“The Inca were cloth makers, the likes of whom Europe had never known. Inca weavers made bridges from cords, wove roofs from fibers, and counted their wealth not in scribbles on a page but in patterns of knots on woolen strands. And they wove a woolen fabric from the fleece of the alpaca, a small, slender member of the camel family, that was so soft and alluring it was prized above almost all else in the highland empire centered in what is now Peru. Among the people of the Andes, cloth was currency. Inca emperors rewarded the loyalty of their nobles with gifts of soft fabric made by expert weavers. They gave away stacks of fine woolen textiles to assuage the pride of defeated lords. They paid their armies in silky smooth material. For an emperor intent on glory, as most Inca emperors were, cloth making was a major enterprise of state. The imperial textile warehouses were so precious that Inca armies deliberately set them afire when retreating from battle, depriving their enemies of that which made them strong”
In the 16th Century, however, the conquistadors arrived. Western soldiers and the nobles who financed them had little interest in fabric. What excited them was the wealth of Peru’s mines. In the years after the conquest, alpaca herds diminished drastically through disease, neglect, slaughter, and in “remote Andean valleys, once prosperous villages fell into a poverty that has endured for five centuries.”
As Walter Antezana observed in conversation, the alpaqueros are one of the poorest, most neglected communities in Peru – their access not just to healthcare, but also to education, adequate nutrition, and sanitation are all woefully inadequate. As for all pastoralists, for the indigenous alpaqueros, alpacas form the basis of both their nutrition and their livelihoods. The fiber is the farmers’ cash crop – enabling them to purchase shoes, matches, medicines, whatever they cannot produce themselves. And “Alpaca meat is rich in protein, 21-24%, low in cholesterol, 5.5-6.0%, and low in fat (Dr. Amaro Sanchez Cabello 2000).” Every part of the alpaca, from the head, to the stomach, to the bung is consumed. Nothing is wasted.

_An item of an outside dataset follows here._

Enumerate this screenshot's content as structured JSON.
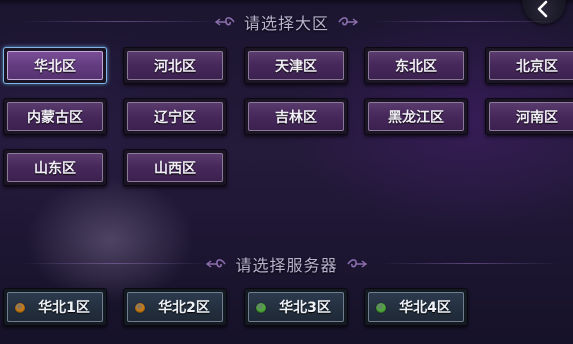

To quote one observer in 2019,
“Livestock are a way of life for the altiplano communities, they are their livelihood and tradition, their food and their clothing. These animals mean everything to the people of the altiplano and their significance in the culture and economy is going nowhere anytime soon.”
Or in the words of a more scientific analysis from 2001:
“Some 11,250,00 kgs of alpaca meat are produced in Peru annually. However eighty percent of this meat is not processed through slaughterhouses and therefore there are concerns in the marketplace as to the hygienic condition, taste and smell of this product.”
Whilst a 2020 study refers to 8 million kilos from an annual cull of roughly 10% of the stock. Due to the remoteness of many producers and the cost of transporting live animals, this study reports that most slaughtering continues to be on-farm, with the meat later transferred to market, without refrigeration, on public transport.
Clearly, from the promotion of SDG 1: No more poverty, to the protection of indigenous peoples and their cultures, if sustainable fashion was doing its job, the responsible sourcing of alpaca fiber would be top of every major brand’s list of CSR objectives.
Does ‘sustainable’ fashion care about livelihoods generated, or only about price per kilo? What does ‘sustainable’ fashion say about alpaca fiber?
We’ll take a closer look at that in my next article, Fibs, Lies, and Falsehoods.